Human Genome Adopts 'Poison Pill' to Defend Against Glaxo

Human Genome Sciences (NASDSAQ:HGSI) has adopted a stockholder rights plan - known widely as a “poison pill” defense strategy - in an effort to protect itself from a hostile takeover bid by rival drug maker GlaxoSmithKline (NYSE:GSK).

The biotechnology company adopted the one-year plan on Thursday after its board determined the $2.6 billion offer by Britain’s GlaxoSmithKline undervalued the company. It recommended shareholders not tender their shares in favor of the acquisition.

Human Genome said the rights plan “is intended to allow the company to fully engage in its strategic review process and as a means to protect the long-term interests of the company’s stockholders.”

These types of defense strategies are common in the face of a hostile acquisition as they buy time for the company to evaluate other strategic options. Earlier this year, gene sequencing Illumina (NASAQ:ILMN) adopted a poison pill to defend against Roche’s $5.7 billion bid.

The rights plan doesn’t stop other companies from bidding and the board accepting those it feels are in the best interest for shareholders.

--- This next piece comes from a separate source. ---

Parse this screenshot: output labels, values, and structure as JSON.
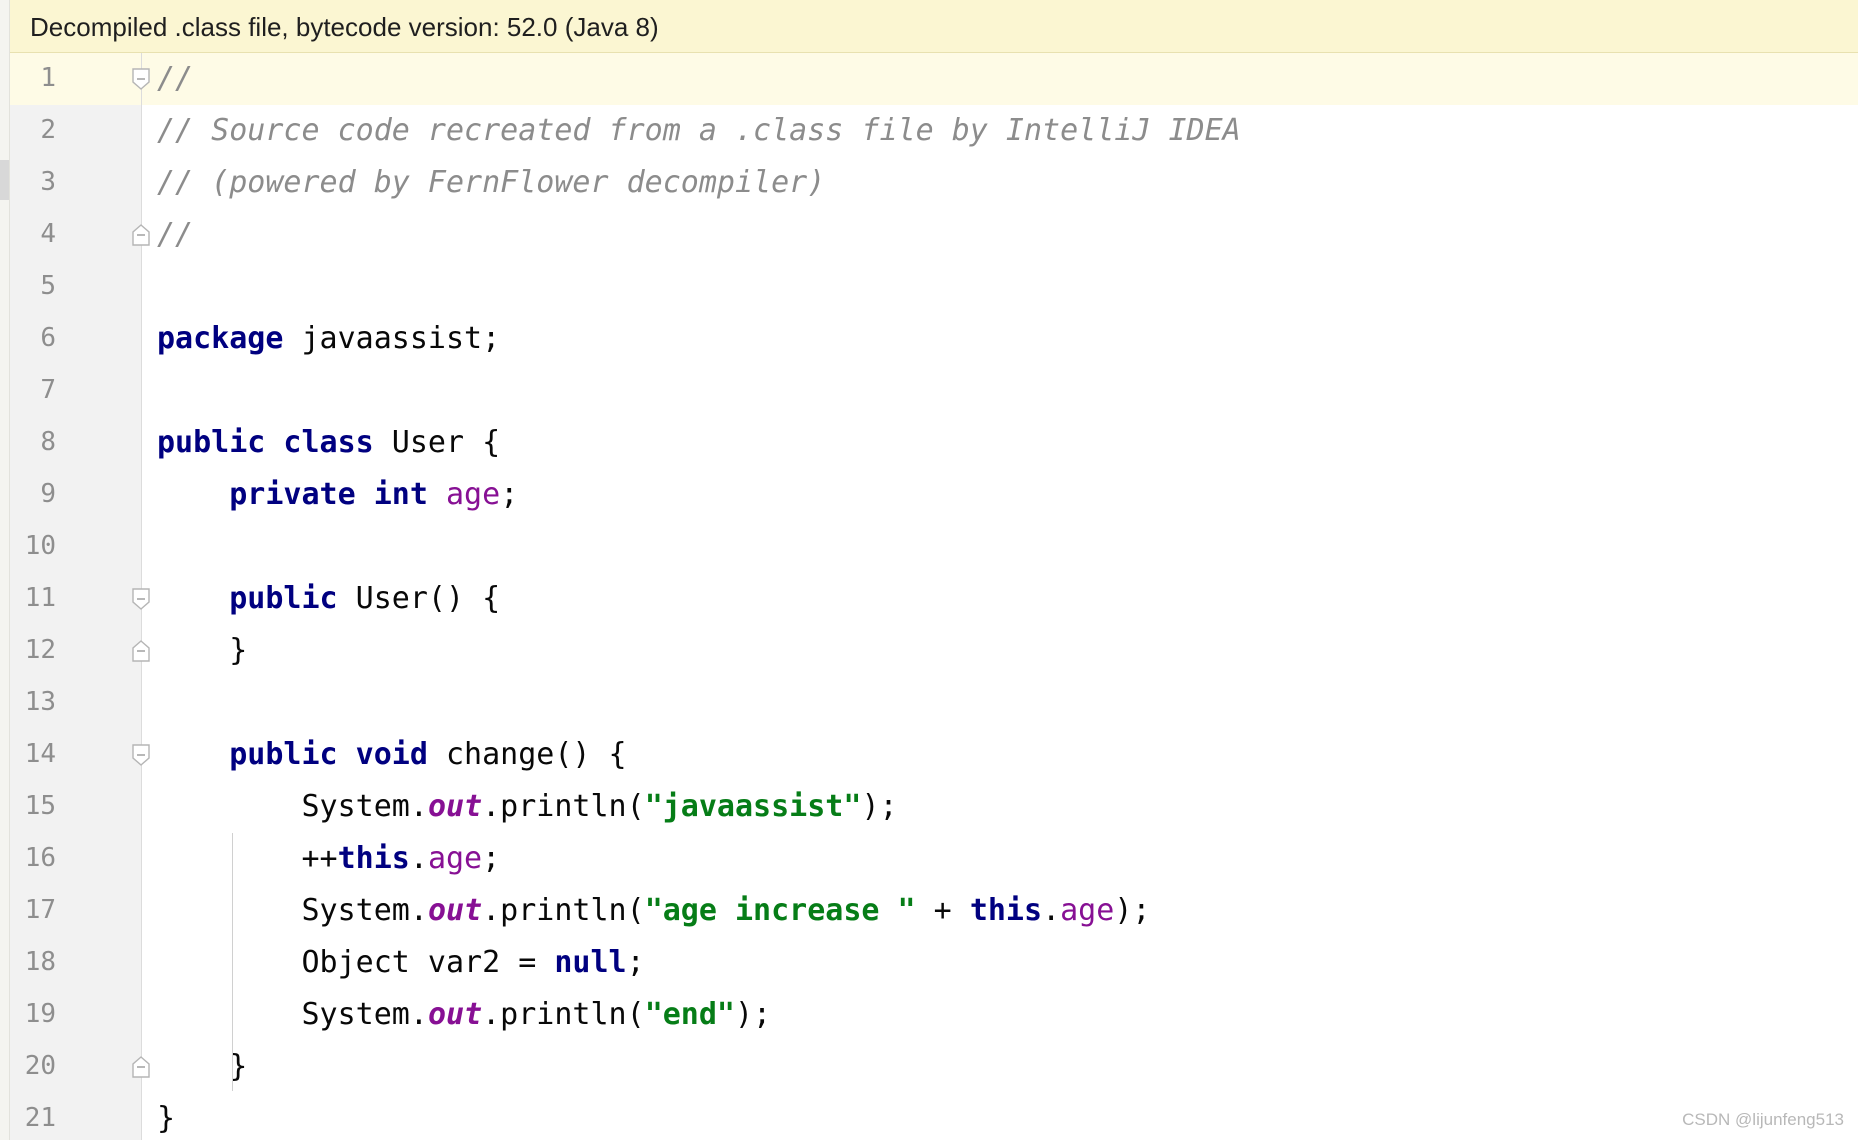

Human Genome also on Thursday declared a dividend of one share purchase right for each share of its common stock held as of May 29.

The company first squashed Glaxo’s $13 a share bid on April 19, when it was at an 81% premium. However, analysts have long said they think Human Genome could get Glaxo to move higher. On average, 13 analysts in a Thomson Reuters poll believe a deal could reach $15.

Human Genome is considered a pioneer in the biotech field. It began a research partnership with Glaxo in 1993 that continues today. Mostly recently, the two have worked on a lupus drug called Benlysta and are collaborating on experimental drugs for diabetes and heart disease.

Glaxo last week launched a tender offer for Human Genome. It is expected to expire at midnight June 7.